Formula 1: to many it’s just a bunch of cars going round in circles. To the more enthusiastic amongst us, it’s just a bunch of very fast, technology laden cars…going round in circles.
I’ve followed Formula 1 since the late ’80’s. It’s had its fair share of ups and downs over the years and some spectacularly bad teams have come and gone along the way. The “Life” team from 1990 was a great example of how not to do it.
In all the years I’ve been watching, though, I can’t remember 4 new entrants in a single season. That’s precisely what is happening (in theory) for the 2010 season which kicks off in Bahrain on 12th March. I say “in theory”, because I doubt all 4 will make it to the grid, but more of that in a minute.
This not being 1990, you can bet your bottom dollar that a new Formula 1 team would immediately see the need to get its website up and running as a priority. In 2010, what better way to connect with your target audience and keep the enthusiasts up to date with latest news and developments. Formula 1 runs at such a frenetic pace, even in the off season, that things are constantly changing. Not only that, but a website provides incredibly cost effective marketing, especially compared to the costs of wining and dining your corporate sponsors at every race.
A quick scout around the 4 new teams’ sites has left me somewhat underwhelmed…
Virgin Racing – www.virginracing.com
When Richard Branson’s at the helm, you know marketing will be fairly high up on the agenda. Last season he was a relatively minor sponsor of Brawn, but used his unparalleled promotional nous to gain far more TV minutes than those pennies would buy in anyone else’s hands. Whatsmore, Virgin is only really the title sponsor of a team formed by Manor Motorsport and based in the less than glamourous town of Dinnington in South Yorkshire. I somehow suspect that’ll be kept relatively quiet.
On to the site. It certainly lives up to Virgin’s reputation for slick marketing – it looks good, has lots of gloss and is a front runner out of this bunch. It is HTML based but uses font replacement technologies all over the place (Cufon), which gives it the feel of a Flash based site. There’s a lot of top level information about the car, the team, the drivers, etc., but it doesn’t have news or up to date information. No mention of the first test in Valencia last week – arguably the biggest news since the team was announced.
Geek moment – the new Virgin Racing car is the first Formula 1 car ever to be designed exclusively on a computer.
Lotus F1 – www.lotusracing.my
From my initial draft of this post to now, I am pleased to say, Lotus have re-launched their site as it really needed it! It’s now built entirely in Flash which is not exactly best practice, but it does work well. The design is perhaps not as cutting edge as the Virgin site, but where is delivers is up-to-date news and information. As of writing, it has news articles from 13th February. If they update it this week following their first official test sessions in Jerez, I’ll be even more impressed.

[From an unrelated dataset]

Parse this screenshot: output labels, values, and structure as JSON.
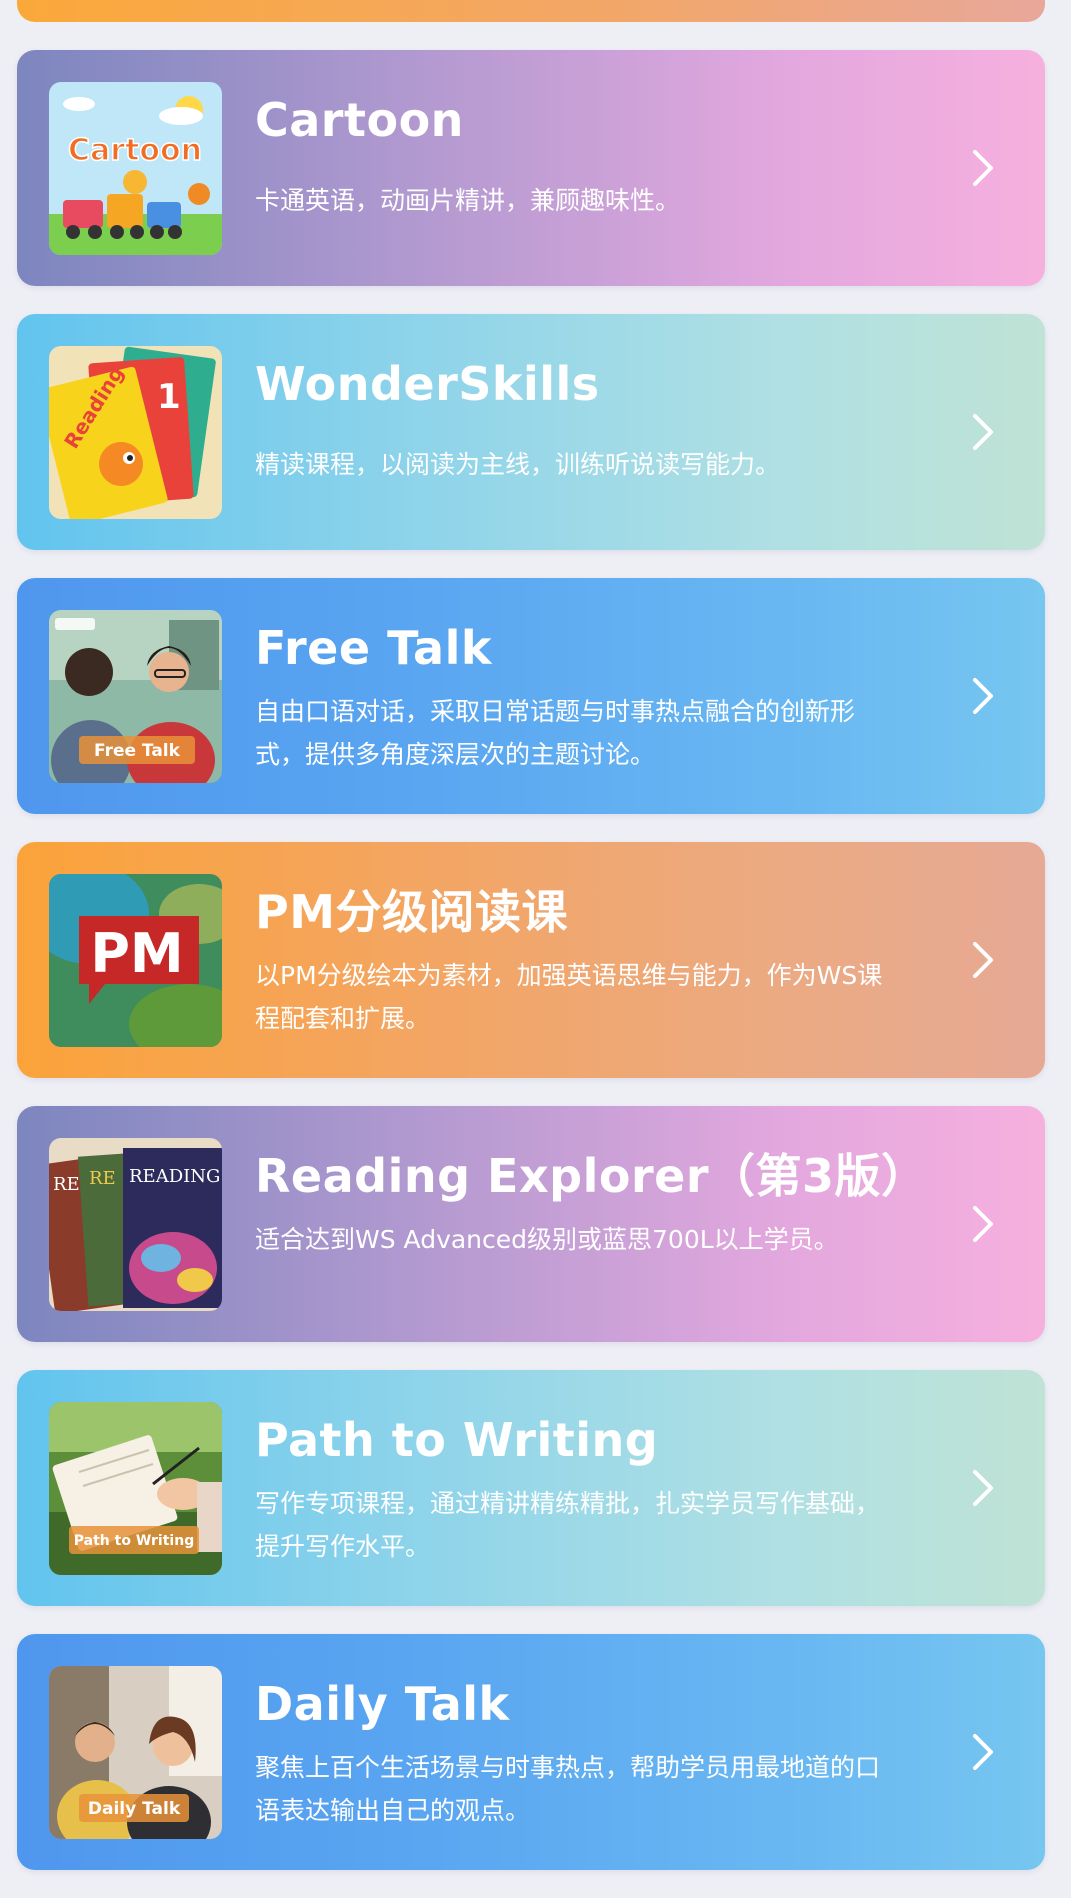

Another geek moment. Lotus is a historic name in Formula 1 and still is the fourth most successful constructor of all time. The new team is connected to Lotus Group as it stands today through Malaysian its parentage – specifically Proton. Beyond this and being based in Norfolk there is little in the bloodline from the team that ended its long association with Formula 1 in 1994. Having said that, this matters little to many (me included, Murray Walker apparently not) and with experienced technical chief Mike Gascoyne (formerly of Toyota, Jordan) at the helm, they could go well.
USF1 – www.usgpe.com
Unlike its European cousins, the US based team’s site is far from glossy – it’s very dated in design. In its defence, there is a “reasonable” amount of information on there. The homepage does have news…albeit aggregated motorsport content as opposed to USF1 specific. The “blog” isn’t really a blog – more of a…er…page! That feels a bit cheap, as do the embedded YouTube videos.
As with Campos Meta, there are rumours that USF1 won’t make it to the grid. A quick check on their Twitter feed shows little activity since 8th Feb.
Campos Meta – www.camposmeta.com
What is there to say? The site consists of little more than a homepage. It’s about as finished as the car if you believe the rumours…
Predictions for the year?
For what it’s worth, Campos Meta won’t make it at all; USF1 will fair slightly better but may miss the first race or more; Virgin Racing will be off the pace all year, the computer-only design approach will be quietly abandoned and next year’s car will see a wind tunnel very early on; Lotus will come out on top of this pile and will be mixing it with the lower end of the established runners by mid-season.
But what do I know…